● DIRECTIONS FOR THIS TASK
Of all the lines in the records below, copy only those that contain the string "JSON".

----------

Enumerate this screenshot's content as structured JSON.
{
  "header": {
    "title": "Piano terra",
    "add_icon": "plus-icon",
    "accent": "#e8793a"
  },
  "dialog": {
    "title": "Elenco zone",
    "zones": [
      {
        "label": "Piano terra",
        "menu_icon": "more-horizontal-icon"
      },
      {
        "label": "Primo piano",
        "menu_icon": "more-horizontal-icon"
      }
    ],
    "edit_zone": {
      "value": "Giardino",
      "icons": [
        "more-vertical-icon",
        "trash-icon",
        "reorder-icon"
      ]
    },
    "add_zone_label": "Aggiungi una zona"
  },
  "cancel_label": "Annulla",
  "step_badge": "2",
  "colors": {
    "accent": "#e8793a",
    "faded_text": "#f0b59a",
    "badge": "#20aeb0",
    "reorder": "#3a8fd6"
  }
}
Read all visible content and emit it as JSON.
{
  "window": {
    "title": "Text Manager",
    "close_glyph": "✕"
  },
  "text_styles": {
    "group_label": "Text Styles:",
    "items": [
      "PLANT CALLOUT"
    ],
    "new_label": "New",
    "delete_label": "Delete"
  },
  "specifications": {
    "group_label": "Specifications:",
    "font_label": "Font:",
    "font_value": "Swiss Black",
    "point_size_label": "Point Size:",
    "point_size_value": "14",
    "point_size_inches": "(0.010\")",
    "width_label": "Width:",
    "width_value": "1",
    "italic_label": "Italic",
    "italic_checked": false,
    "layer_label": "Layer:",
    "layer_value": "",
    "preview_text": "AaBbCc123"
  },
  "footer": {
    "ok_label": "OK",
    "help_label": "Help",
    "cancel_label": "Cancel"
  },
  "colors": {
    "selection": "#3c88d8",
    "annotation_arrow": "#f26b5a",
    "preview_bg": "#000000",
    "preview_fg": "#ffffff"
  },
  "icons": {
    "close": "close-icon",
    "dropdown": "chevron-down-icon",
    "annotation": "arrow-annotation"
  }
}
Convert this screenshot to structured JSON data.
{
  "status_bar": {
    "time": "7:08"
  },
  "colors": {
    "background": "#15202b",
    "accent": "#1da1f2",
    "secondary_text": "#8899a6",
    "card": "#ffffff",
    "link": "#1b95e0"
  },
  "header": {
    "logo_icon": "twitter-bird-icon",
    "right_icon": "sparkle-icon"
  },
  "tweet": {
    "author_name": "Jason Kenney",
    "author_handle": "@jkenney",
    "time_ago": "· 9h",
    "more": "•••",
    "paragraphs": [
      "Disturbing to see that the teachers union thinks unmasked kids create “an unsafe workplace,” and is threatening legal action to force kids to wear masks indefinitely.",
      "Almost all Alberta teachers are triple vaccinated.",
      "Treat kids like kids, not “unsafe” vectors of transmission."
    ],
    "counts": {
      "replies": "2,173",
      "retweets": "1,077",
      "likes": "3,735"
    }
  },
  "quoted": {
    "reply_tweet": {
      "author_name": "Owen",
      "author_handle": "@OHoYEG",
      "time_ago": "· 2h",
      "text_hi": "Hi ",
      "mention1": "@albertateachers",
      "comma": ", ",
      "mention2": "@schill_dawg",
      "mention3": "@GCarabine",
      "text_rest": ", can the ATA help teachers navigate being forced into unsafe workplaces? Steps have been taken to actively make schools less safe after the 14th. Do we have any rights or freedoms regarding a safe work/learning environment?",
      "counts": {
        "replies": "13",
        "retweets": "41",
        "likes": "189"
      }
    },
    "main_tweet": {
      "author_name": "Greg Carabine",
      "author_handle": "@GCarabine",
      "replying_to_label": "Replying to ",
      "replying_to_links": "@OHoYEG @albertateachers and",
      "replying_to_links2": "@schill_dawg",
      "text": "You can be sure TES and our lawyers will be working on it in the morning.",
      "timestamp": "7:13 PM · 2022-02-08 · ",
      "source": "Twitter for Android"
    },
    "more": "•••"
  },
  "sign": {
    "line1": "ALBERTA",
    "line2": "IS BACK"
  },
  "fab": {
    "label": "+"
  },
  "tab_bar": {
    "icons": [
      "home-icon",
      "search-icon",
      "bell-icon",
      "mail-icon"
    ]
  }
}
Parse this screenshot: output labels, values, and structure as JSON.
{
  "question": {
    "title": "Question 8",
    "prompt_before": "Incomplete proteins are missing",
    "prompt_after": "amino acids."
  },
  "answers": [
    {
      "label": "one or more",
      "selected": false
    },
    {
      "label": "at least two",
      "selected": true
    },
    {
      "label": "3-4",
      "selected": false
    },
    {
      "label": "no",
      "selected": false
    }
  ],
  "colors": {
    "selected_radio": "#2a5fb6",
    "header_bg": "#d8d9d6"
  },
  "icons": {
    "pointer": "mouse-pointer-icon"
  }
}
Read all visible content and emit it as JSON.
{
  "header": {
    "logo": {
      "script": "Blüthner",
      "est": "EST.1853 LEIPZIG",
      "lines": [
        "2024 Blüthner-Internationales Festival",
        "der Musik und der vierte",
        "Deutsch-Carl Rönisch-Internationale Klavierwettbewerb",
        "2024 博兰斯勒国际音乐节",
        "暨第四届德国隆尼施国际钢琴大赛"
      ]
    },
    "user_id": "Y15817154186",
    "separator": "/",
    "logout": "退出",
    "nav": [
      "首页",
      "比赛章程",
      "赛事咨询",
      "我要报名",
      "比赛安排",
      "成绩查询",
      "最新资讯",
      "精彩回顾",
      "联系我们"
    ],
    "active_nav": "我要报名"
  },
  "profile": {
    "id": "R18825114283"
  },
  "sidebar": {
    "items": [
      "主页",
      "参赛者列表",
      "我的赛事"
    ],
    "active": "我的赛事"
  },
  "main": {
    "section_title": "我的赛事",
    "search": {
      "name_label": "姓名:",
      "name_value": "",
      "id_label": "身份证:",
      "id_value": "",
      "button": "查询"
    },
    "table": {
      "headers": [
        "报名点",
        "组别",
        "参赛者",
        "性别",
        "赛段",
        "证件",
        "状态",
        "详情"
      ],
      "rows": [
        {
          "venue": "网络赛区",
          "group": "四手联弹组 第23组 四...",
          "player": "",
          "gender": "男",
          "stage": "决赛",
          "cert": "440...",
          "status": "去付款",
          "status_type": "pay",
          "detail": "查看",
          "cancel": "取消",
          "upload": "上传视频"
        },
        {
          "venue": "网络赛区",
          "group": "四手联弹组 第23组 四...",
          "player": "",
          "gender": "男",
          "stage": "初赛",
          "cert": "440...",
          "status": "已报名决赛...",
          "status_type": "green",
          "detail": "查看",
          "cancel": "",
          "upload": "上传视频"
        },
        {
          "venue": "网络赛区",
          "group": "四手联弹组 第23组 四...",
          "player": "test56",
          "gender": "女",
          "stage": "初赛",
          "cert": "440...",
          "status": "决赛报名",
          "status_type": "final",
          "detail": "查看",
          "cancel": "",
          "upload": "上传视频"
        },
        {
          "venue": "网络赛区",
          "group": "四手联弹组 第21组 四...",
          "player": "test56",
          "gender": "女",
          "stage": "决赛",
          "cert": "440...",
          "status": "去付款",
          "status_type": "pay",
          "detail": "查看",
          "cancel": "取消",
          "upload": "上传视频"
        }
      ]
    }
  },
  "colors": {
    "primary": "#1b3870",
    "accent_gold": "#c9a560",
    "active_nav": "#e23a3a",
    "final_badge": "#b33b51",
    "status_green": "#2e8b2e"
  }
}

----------

● WRITTEN ANSWER
Enumerate this screenshot's content as structured JSON.
Read all visible content and emit it as JSON.
Convert this screenshot to structured JSON data.
Parse this screenshot: output labels, values, and structure as JSON.
Read all visible content and emit it as JSON.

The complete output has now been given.